▶ _TASK BRIEF_:
Without including any images, repeat the listing below exactly.

◆ ◆ ◆ ◆

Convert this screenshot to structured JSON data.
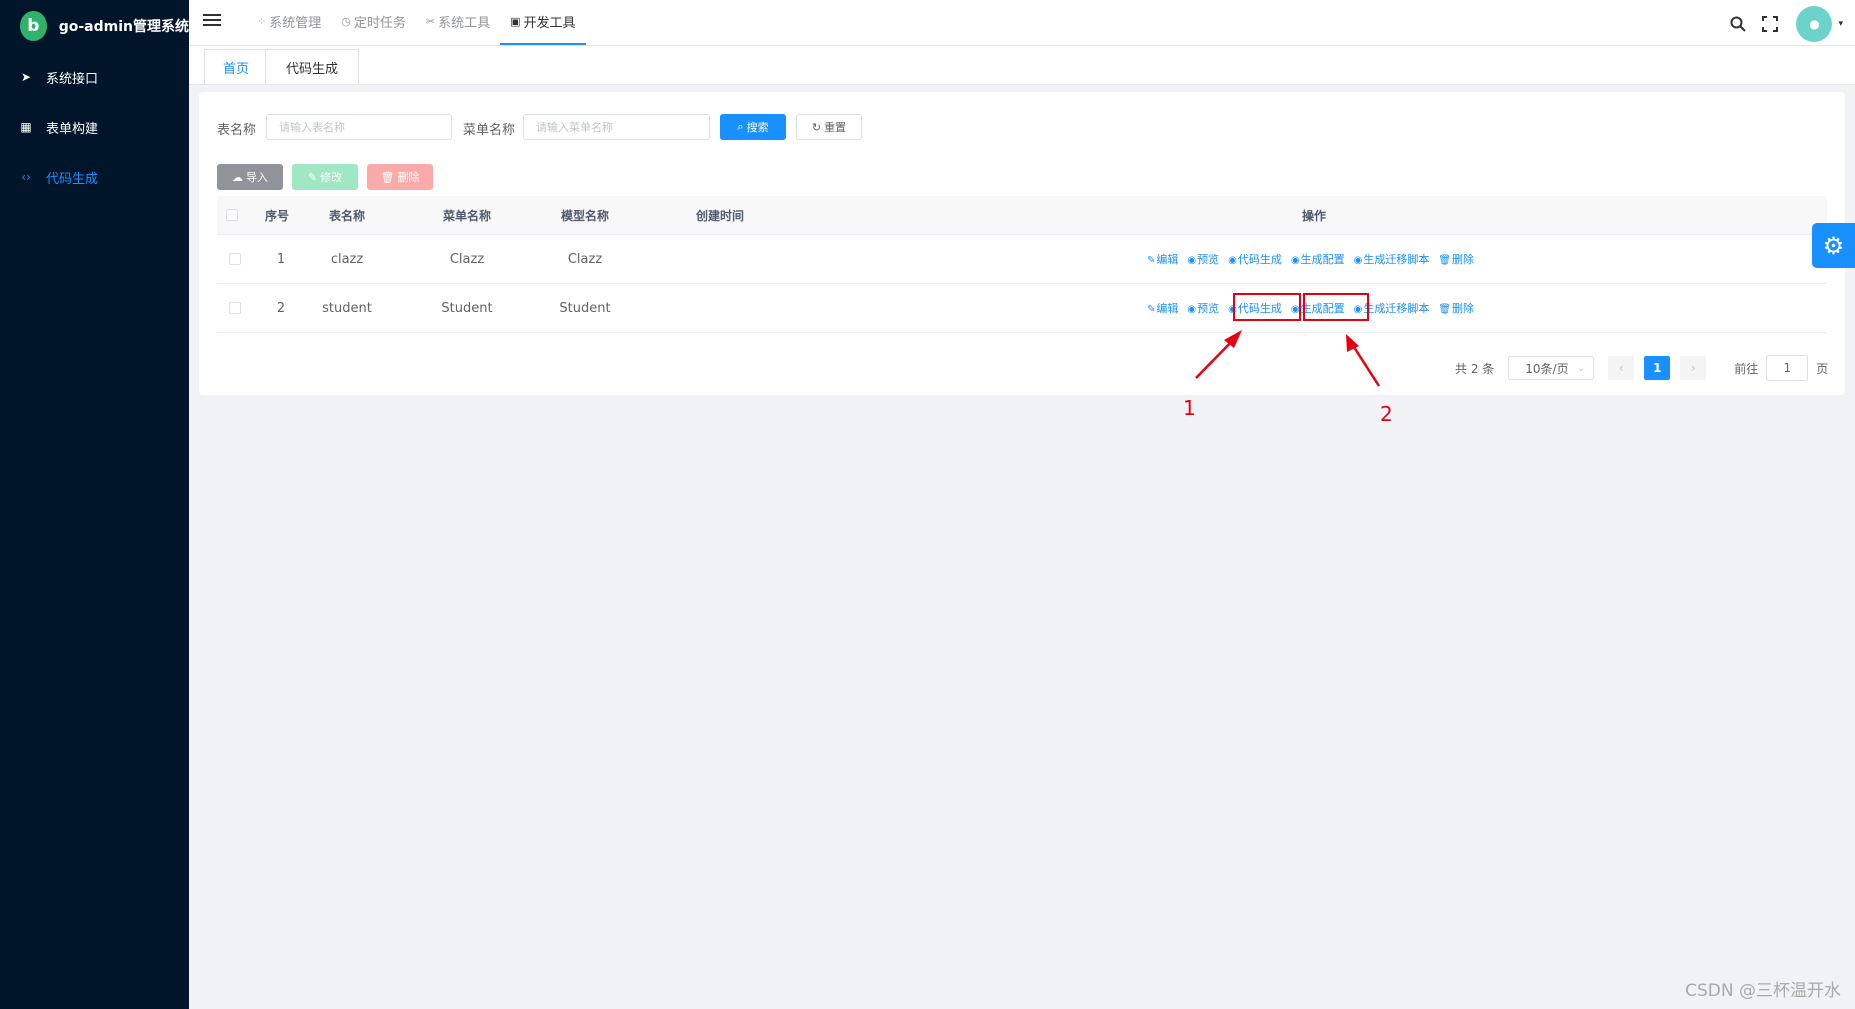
{
  "app": {
    "logo_letter": "b",
    "title": "go-admin管理系统"
  },
  "sidebar": {
    "items": [
      {
        "label": "系统接口",
        "icon": "send-icon",
        "active": false
      },
      {
        "label": "表单构建",
        "icon": "table-icon",
        "active": false
      },
      {
        "label": "代码生成",
        "icon": "code-icon",
        "active": true
      }
    ]
  },
  "topnav": {
    "items": [
      {
        "label": "系统管理",
        "icon": "grid-icon"
      },
      {
        "label": "定时任务",
        "icon": "clock-icon"
      },
      {
        "label": "系统工具",
        "icon": "tools-icon"
      },
      {
        "label": "开发工具",
        "icon": "devtools-icon",
        "active": true
      }
    ]
  },
  "tags": [
    {
      "label": "首页",
      "active": true
    },
    {
      "label": "代码生成",
      "active": false
    }
  ],
  "filters": {
    "table_name_label": "表名称",
    "table_name_placeholder": "请输入表名称",
    "menu_name_label": "菜单名称",
    "menu_name_placeholder": "请输入菜单名称",
    "search_label": "搜索",
    "reset_label": "重置"
  },
  "actions": {
    "import_label": "导入",
    "edit_label": "修改",
    "delete_label": "删除"
  },
  "table": {
    "columns": [
      "序号",
      "表名称",
      "菜单名称",
      "模型名称",
      "创建时间",
      "操作"
    ],
    "rows": [
      {
        "index": "1",
        "table_name": "clazz",
        "menu_name": "Clazz",
        "model_name": "Clazz",
        "created": ""
      },
      {
        "index": "2",
        "table_name": "student",
        "menu_name": "Student",
        "model_name": "Student",
        "created": ""
      }
    ],
    "row_ops": [
      "编辑",
      "预览",
      "代码生成",
      "生成配置",
      "生成迁移脚本",
      "删除"
    ]
  },
  "pagination": {
    "total": "共 2 条",
    "page_size": "10条/页",
    "current_page": "1",
    "goto_label": "前往",
    "goto_value": "1",
    "page_unit": "页"
  },
  "annotations": {
    "arrow1_label": "1",
    "arrow2_label": "2",
    "color": "#e60012"
  },
  "colors": {
    "primary": "#1890ff",
    "sidebar_bg": "#001529",
    "page_bg": "#f0f2f5"
  },
  "watermark": "CSDN @三杯温开水"
}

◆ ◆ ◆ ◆

▶ _TASK RESPONSE_:
Convert this screenshot to structured JSON data.
{
  "app": {
    "logo_letter": "b",
    "title": "go-admin管理系统"
  },
  "sidebar": {
    "items": [
      {
        "label": "系统接口",
        "icon": "send-icon",
        "active": false
      },
      {
        "label": "表单构建",
        "icon": "table-icon",
        "active": false
      },
      {
        "label": "代码生成",
        "icon": "code-icon",
        "active": true
      }
    ]
  },
  "topnav": {
    "items": [
      {
        "label": "系统管理",
        "icon": "grid-icon"
      },
      {
        "label": "定时任务",
        "icon": "clock-icon"
      },
      {
        "label": "系统工具",
        "icon": "tools-icon"
      },
      {
        "label": "开发工具",
        "icon": "devtools-icon",
        "active": true
      }
    ]
  },
  "tags": [
    {
      "label": "首页",
      "active": true
    },
    {
      "label": "代码生成",
      "active": false
    }
  ],
  "filters": {
    "table_name_label": "表名称",
    "table_name_placeholder": "请输入表名称",
    "menu_name_label": "菜单名称",
    "menu_name_placeholder": "请输入菜单名称",
    "search_label": "搜索",
    "reset_label": "重置"
  },
  "actions": {
    "import_label": "导入",
    "edit_label": "修改",
    "delete_label": "删除"
  },
  "table": {
    "columns": [
      "序号",
      "表名称",
      "菜单名称",
      "模型名称",
      "创建时间",
      "操作"
    ],
    "rows": [
      {
        "index": "1",
        "table_name": "clazz",
        "menu_name": "Clazz",
        "model_name": "Clazz",
        "created": ""
      },
      {
        "index": "2",
        "table_name": "student",
        "menu_name": "Student",
        "model_name": "Student",
        "created": ""
      }
    ],
    "row_ops": [
      "编辑",
      "预览",
      "代码生成",
      "生成配置",
      "生成迁移脚本",
      "删除"
    ]
  },
  "pagination": {
    "total": "共 2 条",
    "page_size": "10条/页",
    "current_page": "1",
    "goto_label": "前往",
    "goto_value": "1",
    "page_unit": "页"
  },
  "annotations": {
    "arrow1_label": "1",
    "arrow2_label": "2",
    "color": "#e60012"
  },
  "colors": {
    "primary": "#1890ff",
    "sidebar_bg": "#001529",
    "page_bg": "#f0f2f5"
  },
  "watermark": "CSDN @三杯温开水"
}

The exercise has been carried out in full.